**SUPPLIED ENTRIES:**
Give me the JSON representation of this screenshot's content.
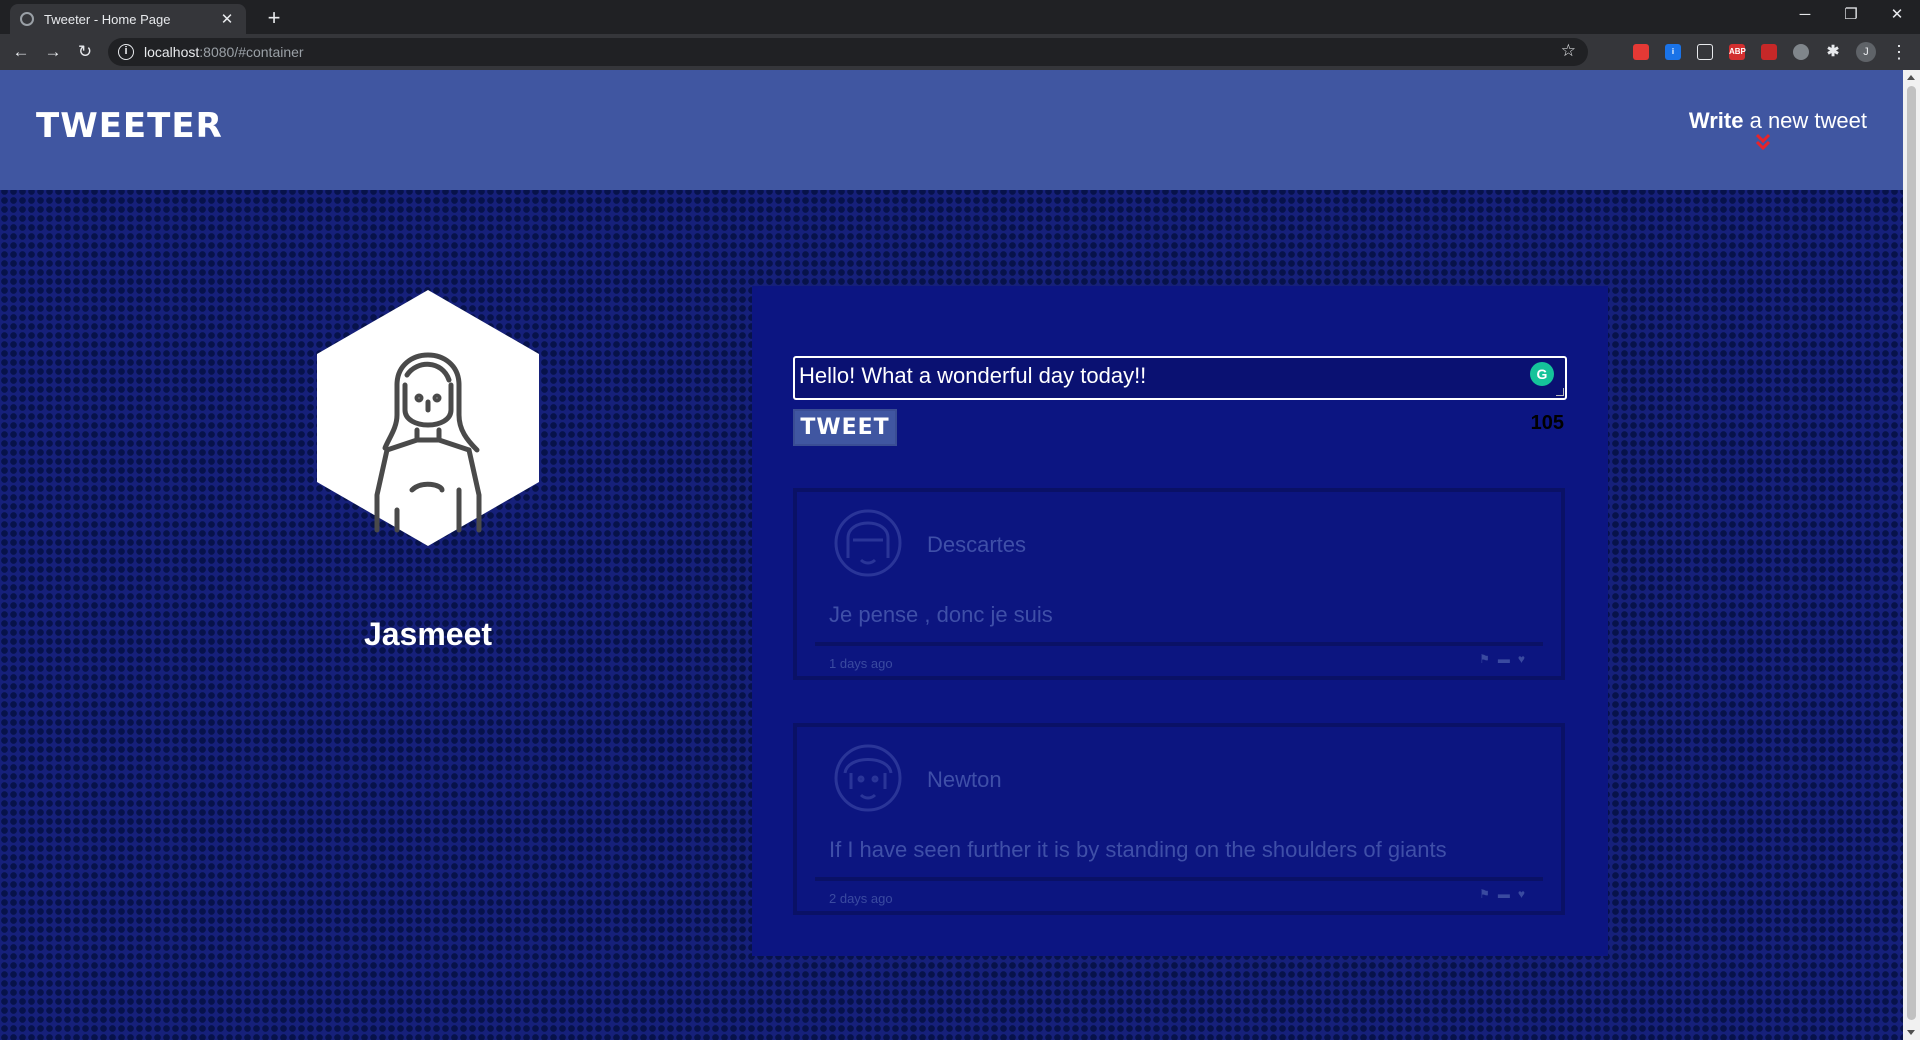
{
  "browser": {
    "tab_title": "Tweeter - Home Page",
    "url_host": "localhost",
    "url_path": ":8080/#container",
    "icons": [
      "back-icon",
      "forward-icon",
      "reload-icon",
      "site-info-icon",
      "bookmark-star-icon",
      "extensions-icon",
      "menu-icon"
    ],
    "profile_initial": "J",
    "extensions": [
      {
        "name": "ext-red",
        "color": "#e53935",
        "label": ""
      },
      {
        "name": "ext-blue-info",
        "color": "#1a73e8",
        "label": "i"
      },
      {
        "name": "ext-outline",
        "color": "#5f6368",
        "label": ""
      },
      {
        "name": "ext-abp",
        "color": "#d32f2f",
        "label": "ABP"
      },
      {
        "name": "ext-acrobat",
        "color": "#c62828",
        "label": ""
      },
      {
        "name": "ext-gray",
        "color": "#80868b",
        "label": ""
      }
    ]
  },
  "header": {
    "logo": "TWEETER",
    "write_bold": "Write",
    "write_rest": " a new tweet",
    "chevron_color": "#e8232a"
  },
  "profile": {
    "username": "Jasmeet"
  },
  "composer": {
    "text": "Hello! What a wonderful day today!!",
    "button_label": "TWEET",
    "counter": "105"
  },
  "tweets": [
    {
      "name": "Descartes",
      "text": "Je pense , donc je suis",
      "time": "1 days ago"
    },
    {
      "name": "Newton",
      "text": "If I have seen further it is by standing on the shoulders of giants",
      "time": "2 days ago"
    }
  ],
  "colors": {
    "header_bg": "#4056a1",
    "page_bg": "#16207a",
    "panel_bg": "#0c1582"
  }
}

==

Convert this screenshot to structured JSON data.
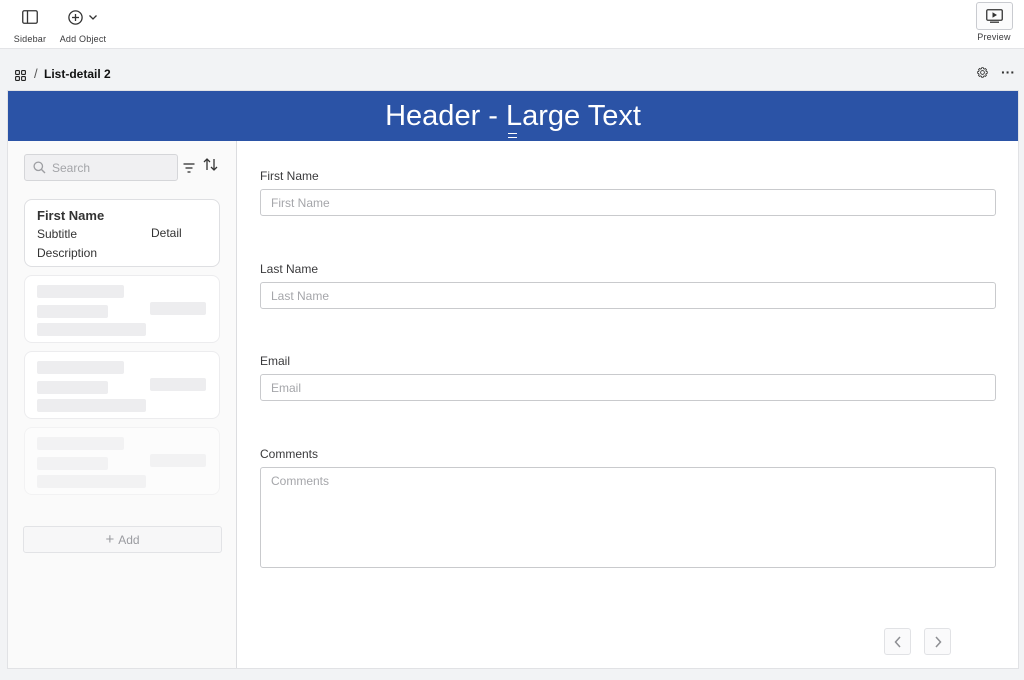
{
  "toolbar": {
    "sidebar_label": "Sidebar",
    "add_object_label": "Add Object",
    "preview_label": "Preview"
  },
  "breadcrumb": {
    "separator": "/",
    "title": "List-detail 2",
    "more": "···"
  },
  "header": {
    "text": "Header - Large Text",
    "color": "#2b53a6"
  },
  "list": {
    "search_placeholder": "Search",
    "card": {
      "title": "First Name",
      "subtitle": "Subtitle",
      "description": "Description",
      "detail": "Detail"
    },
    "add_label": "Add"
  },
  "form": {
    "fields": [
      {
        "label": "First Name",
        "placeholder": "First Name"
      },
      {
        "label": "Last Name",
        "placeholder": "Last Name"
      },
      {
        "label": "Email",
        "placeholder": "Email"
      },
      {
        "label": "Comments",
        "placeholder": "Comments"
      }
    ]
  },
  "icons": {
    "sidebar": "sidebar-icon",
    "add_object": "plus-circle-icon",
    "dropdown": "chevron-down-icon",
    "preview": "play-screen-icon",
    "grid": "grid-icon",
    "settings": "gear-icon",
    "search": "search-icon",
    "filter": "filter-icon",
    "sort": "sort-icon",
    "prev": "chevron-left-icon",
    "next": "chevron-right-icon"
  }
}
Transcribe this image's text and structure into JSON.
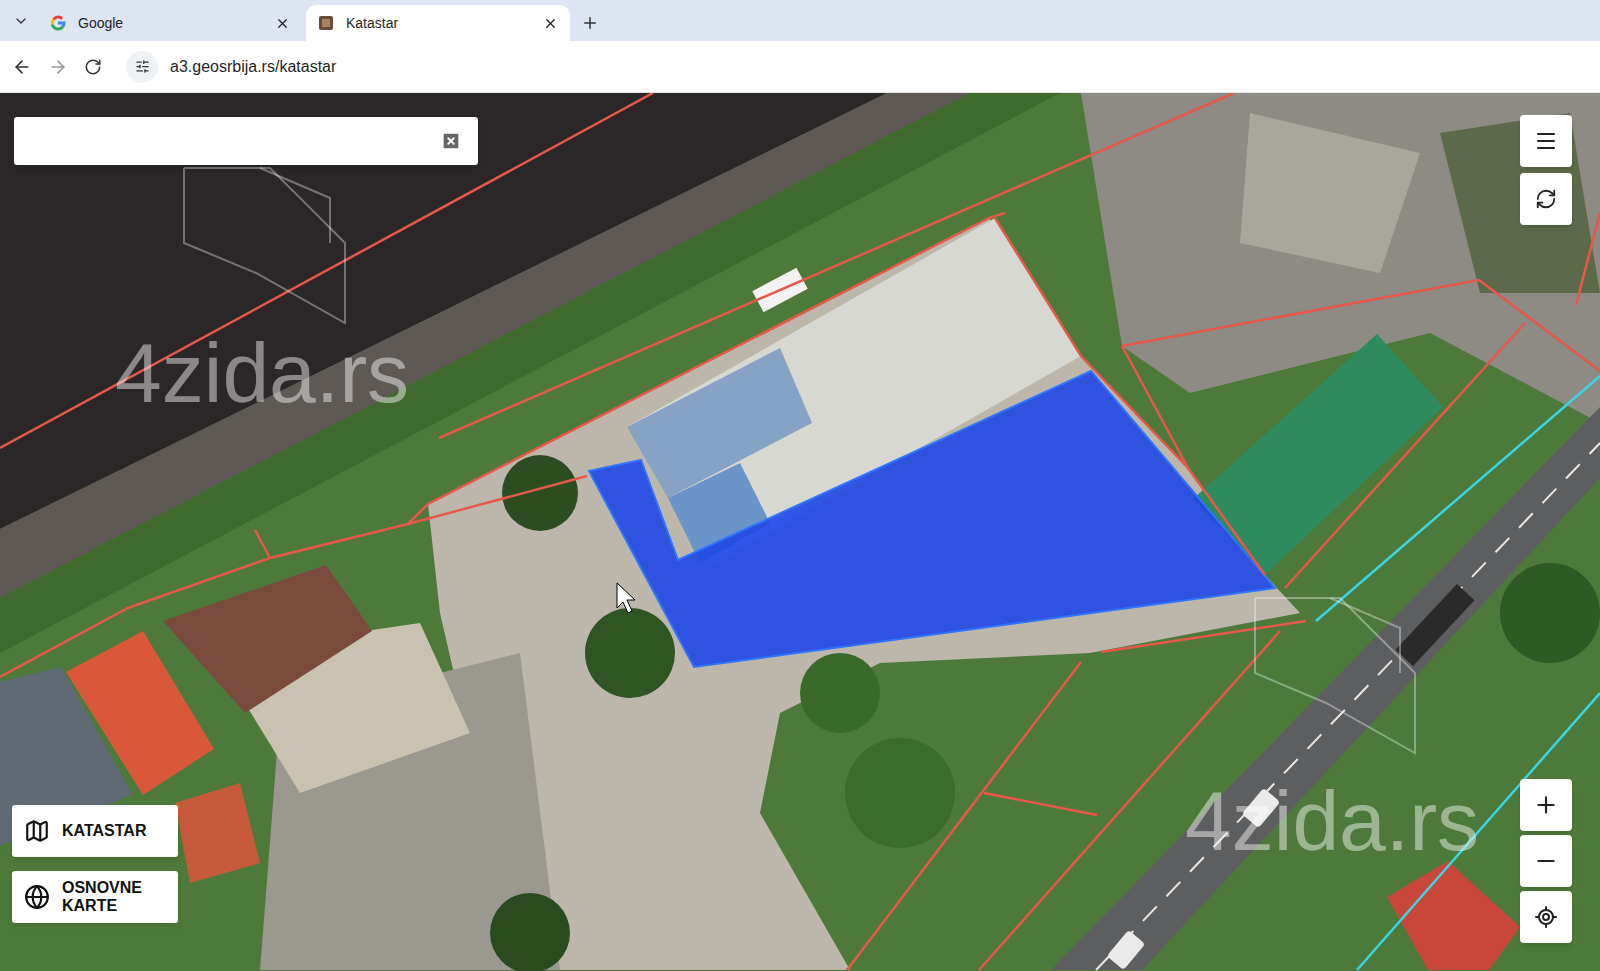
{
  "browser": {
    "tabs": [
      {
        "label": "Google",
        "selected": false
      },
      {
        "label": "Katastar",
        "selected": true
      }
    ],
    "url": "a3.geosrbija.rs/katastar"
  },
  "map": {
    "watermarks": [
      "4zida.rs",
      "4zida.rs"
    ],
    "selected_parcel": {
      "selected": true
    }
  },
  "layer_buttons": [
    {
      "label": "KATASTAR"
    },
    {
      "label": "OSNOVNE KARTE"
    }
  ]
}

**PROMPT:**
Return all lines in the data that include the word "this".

**RESULT OF THE TASK:**
Give me the JSON representation of this screenshot's content.
Convert this screenshot to structured JSON data.
Transcribe this image's text and structure into JSON.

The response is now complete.